Selah Gap Hillclimb
William O. Douglas was 5 years old when his father died in 1904. Also struggling from a bout with infantile paralysis, Douglas was left greatly weakend during childhood. In 1910 he decided to strengthen his legs by hiking north from his 5th Avenue house in Yakima, along North 6th Avenue to the Naches River bridge and then up into the hills near Selah Gap. Douglas describes his condition in the book Go East, Young Man,
By boyhood standards, I was still a cripple, unable to compete physically. . . . I was a failure. If I were to have happiness and success, I must get strong. And so I searched for ways and means to do it. I got myself a set of barbells and practiced day after day, trying to strengthen my legs, back, and arm muscles. Even so, strenuous exercise still made me feel faint. Sometimes I would vomit, sometimes I’d get a severe headache. So I decided to start hiking the sagebrush hills that rim Yakima.
Thus I started my treks, and used the foothills as one uses weights or bars in a gymnasium. First I tried to go up them without stopping. When I conquered that, I tried to go up without a change of pace. When that was achieved, I practiced going up not only without a change of pace but whistling as I went.
I always went alone. The hills to the north of Yakima were only about two miles away. I often crossed the [Naches] River on the Northern Pacific Railroad bridge (where later I was to spend much time with hoboes and Wobblies) and then went up the hill.
That fall and winter the exercise began to work a transformation in me. By the time the next spring arrived, I had found new confidence in myself. My legs were filling out. They were getting stronger. I could go the two miles to Selah Gap at a fast pace and often reach the top of the ridge without losing a step or reducing my speed.
My heart filled with joy, for I knew I could accept the invitation [to get acquainted with the mountains]. I would have legs and lungs equal to it.
My love of the mountains, my interest in conservation, my longing for the wilderness - all these were lifetime concerns that were established in my boyhood in the hills around Yakima and in the mountains to the west of it.
It was at Father’s funeral that Mount Adams made its deepest early impression on me. Indeed, that day it became a symbol of great importance. . . . I happened to see Mount Adams towering over us on the west. It was dark purple and white in the August day and its shoulders of basalt were heavy with glacial snow. As I looked, I stopped sobbing. My eyes dried. Adams stood cool and calm, unperturbed by the event that had stirred us so deeply. Suddenly the mountain seemed to be a friend, a force for me to tie to, a symbol of stability and strength.

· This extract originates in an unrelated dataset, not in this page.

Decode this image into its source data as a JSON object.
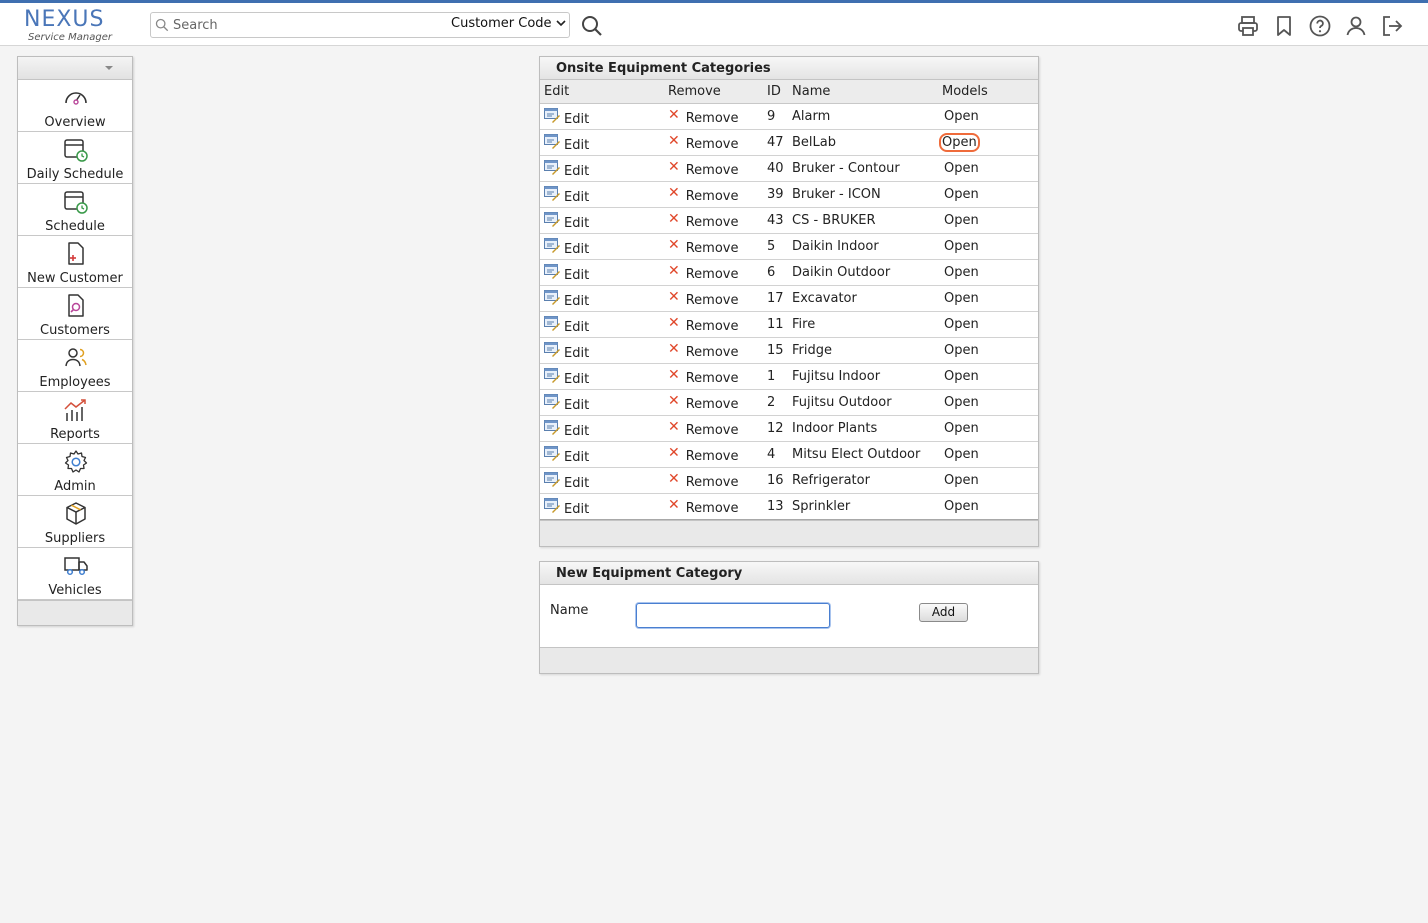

Davis High School students reading passages from Go East, Young Man: